_Available records:_
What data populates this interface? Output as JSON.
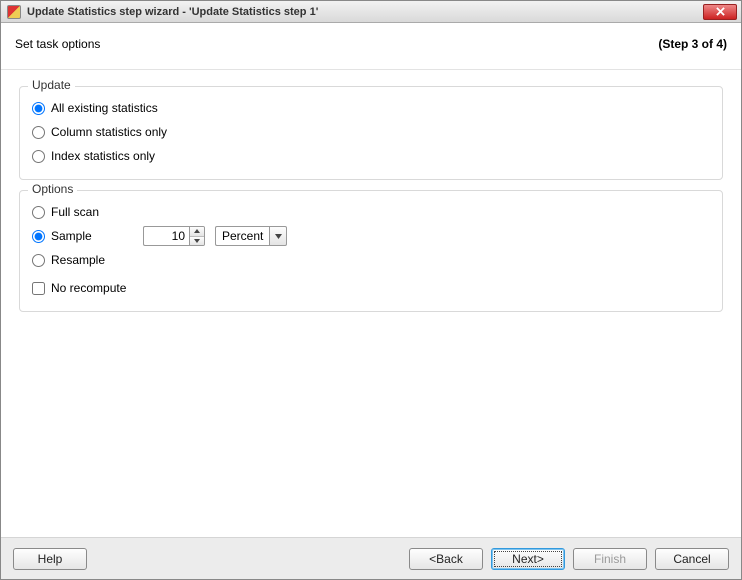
{
  "window": {
    "title": "Update Statistics step wizard - 'Update Statistics step 1'"
  },
  "subheader": {
    "task_label": "Set task options",
    "step_label": "(Step 3 of 4)"
  },
  "update_group": {
    "legend": "Update",
    "opt_all": "All existing statistics",
    "opt_column": "Column statistics only",
    "opt_index": "Index statistics only",
    "selected": "all"
  },
  "options_group": {
    "legend": "Options",
    "opt_fullscan": "Full scan",
    "opt_sample": "Sample",
    "opt_resample": "Resample",
    "selected": "sample",
    "sample_value": "10",
    "sample_unit": "Percent",
    "no_recompute": "No recompute",
    "no_recompute_checked": false
  },
  "buttons": {
    "help": "Help",
    "back": "<Back",
    "next": "Next>",
    "finish": "Finish",
    "cancel": "Cancel"
  }
}
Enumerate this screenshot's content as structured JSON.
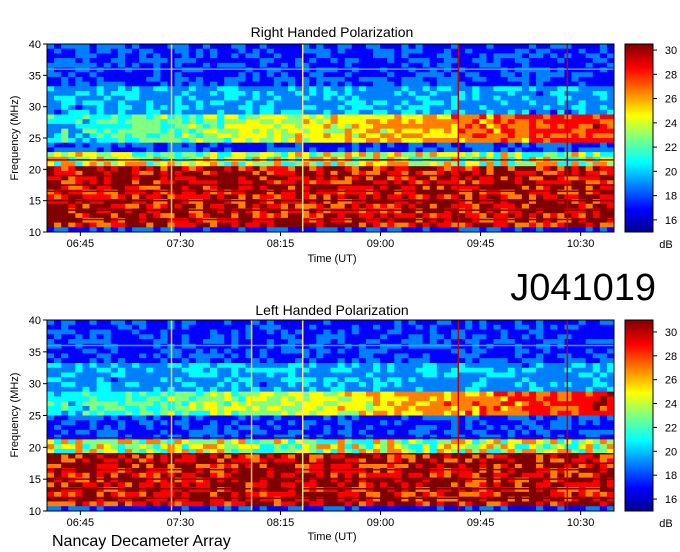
{
  "chart_data": [
    {
      "type": "heatmap",
      "title": "Right Handed Polarization",
      "xlabel": "Time (UT)",
      "ylabel": "Frequency (MHz)",
      "x_ticks": [
        "06:45",
        "07:30",
        "08:15",
        "09:00",
        "09:45",
        "10:30"
      ],
      "y_ticks": [
        10,
        15,
        20,
        25,
        30,
        35,
        40
      ],
      "ylim": [
        10,
        40
      ],
      "xlim": [
        "06:30",
        "10:45"
      ],
      "colorbar": {
        "label": "dB",
        "ticks": [
          16,
          18,
          20,
          22,
          24,
          26,
          28,
          30
        ],
        "range": [
          15,
          30.5
        ]
      },
      "features": {
        "strong_band_mhz": [
          10.5,
          20.5
        ],
        "emission_band_mhz": [
          24,
          29
        ],
        "interference_lines_mhz": [
          12,
          13.5,
          15,
          16.5,
          17.5,
          19,
          21.5,
          36
        ],
        "vertical_artifacts_ut": [
          "07:26",
          "08:25",
          "09:35",
          "10:24"
        ]
      }
    },
    {
      "type": "heatmap",
      "title": "Left Handed Polarization",
      "xlabel": "Time (UT)",
      "ylabel": "Frequency (MHz)",
      "x_ticks": [
        "06:45",
        "07:30",
        "08:15",
        "09:00",
        "09:45",
        "10:30"
      ],
      "y_ticks": [
        10,
        15,
        20,
        25,
        30,
        35,
        40
      ],
      "ylim": [
        10,
        40
      ],
      "xlim": [
        "06:30",
        "10:45"
      ],
      "colorbar": {
        "label": "dB",
        "ticks": [
          16,
          18,
          20,
          22,
          24,
          26,
          28,
          30
        ],
        "range": [
          15,
          31
        ]
      },
      "features": {
        "strong_band_mhz": [
          10.5,
          19
        ],
        "emission_band_mhz": [
          25,
          29
        ],
        "interference_lines_mhz": [
          12,
          13.5,
          15,
          16.5,
          17.5,
          19,
          21.5,
          36
        ],
        "vertical_artifacts_ut": [
          "07:26",
          "08:02",
          "08:25",
          "09:35",
          "10:24"
        ]
      }
    }
  ],
  "observation_id": "J041019",
  "footer": "Nancay Decameter Array",
  "colormap": [
    "#00008f",
    "#0000ff",
    "#0080ff",
    "#00ffff",
    "#80ff80",
    "#ffff00",
    "#ff8000",
    "#ff0000",
    "#800000"
  ]
}
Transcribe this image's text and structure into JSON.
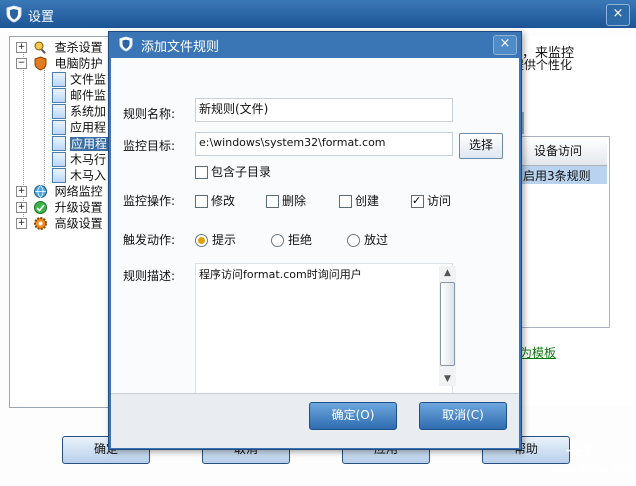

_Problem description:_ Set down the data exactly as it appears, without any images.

_Your solution:_
What data populates this interface? Output as JSON.
{
  "window": {
    "title": "Update Statistics step wizard - 'Update Statistics step 1'"
  },
  "subheader": {
    "task_label": "Set task options",
    "step_label": "(Step 3 of 4)"
  },
  "update_group": {
    "legend": "Update",
    "opt_all": "All existing statistics",
    "opt_column": "Column statistics only",
    "opt_index": "Index statistics only",
    "selected": "all"
  },
  "options_group": {
    "legend": "Options",
    "opt_fullscan": "Full scan",
    "opt_sample": "Sample",
    "opt_resample": "Resample",
    "selected": "sample",
    "sample_value": "10",
    "sample_unit": "Percent",
    "no_recompute": "No recompute",
    "no_recompute_checked": false
  },
  "buttons": {
    "help": "Help",
    "back": "<Back",
    "next": "Next>",
    "finish": "Finish",
    "cancel": "Cancel"
  }
}
Enumerate this screenshot's content as structured JSON.
{
  "chart_data": [
    {
      "type": "heatmap",
      "title": "Right Handed Polarization",
      "xlabel": "Time (UT)",
      "ylabel": "Frequency (MHz)",
      "x_ticks": [
        "06:45",
        "07:30",
        "08:15",
        "09:00",
        "09:45",
        "10:30"
      ],
      "y_ticks": [
        10,
        15,
        20,
        25,
        30,
        35,
        40
      ],
      "ylim": [
        10,
        40
      ],
      "xlim": [
        "06:30",
        "10:45"
      ],
      "colorbar": {
        "label": "dB",
        "ticks": [
          16,
          18,
          20,
          22,
          24,
          26,
          28,
          30
        ],
        "range": [
          15,
          30.5
        ]
      },
      "features": {
        "strong_band_mhz": [
          10.5,
          20.5
        ],
        "emission_band_mhz": [
          24,
          29
        ],
        "interference_lines_mhz": [
          12,
          13.5,
          15,
          16.5,
          17.5,
          19,
          21.5,
          36
        ],
        "vertical_artifacts_ut": [
          "07:26",
          "08:25",
          "09:35",
          "10:24"
        ]
      }
    },
    {
      "type": "heatmap",
      "title": "Left Handed Polarization",
      "xlabel": "Time (UT)",
      "ylabel": "Frequency (MHz)",
      "x_ticks": [
        "06:45",
        "07:30",
        "08:15",
        "09:00",
        "09:45",
        "10:30"
      ],
      "y_ticks": [
        10,
        15,
        20,
        25,
        30,
        35,
        40
      ],
      "ylim": [
        10,
        40
      ],
      "xlim": [
        "06:30",
        "10:45"
      ],
      "colorbar": {
        "label": "dB",
        "ticks": [
          16,
          18,
          20,
          22,
          24,
          26,
          28,
          30
        ],
        "range": [
          15,
          31
        ]
      },
      "features": {
        "strong_band_mhz": [
          10.5,
          19
        ],
        "emission_band_mhz": [
          25,
          29
        ],
        "interference_lines_mhz": [
          12,
          13.5,
          15,
          16.5,
          17.5,
          19,
          21.5,
          36
        ],
        "vertical_artifacts_ut": [
          "07:26",
          "08:02",
          "08:25",
          "09:35",
          "10:24"
        ]
      }
    }
  ],
  "observation_id": "J041019",
  "footer": "Nancay Decameter Array",
  "colormap": [
    "#00008f",
    "#0000ff",
    "#0080ff",
    "#00ffff",
    "#80ff80",
    "#ffff00",
    "#ff8000",
    "#ff0000",
    "#800000"
  ]
}
Transcribe this image's text and structure into JSON.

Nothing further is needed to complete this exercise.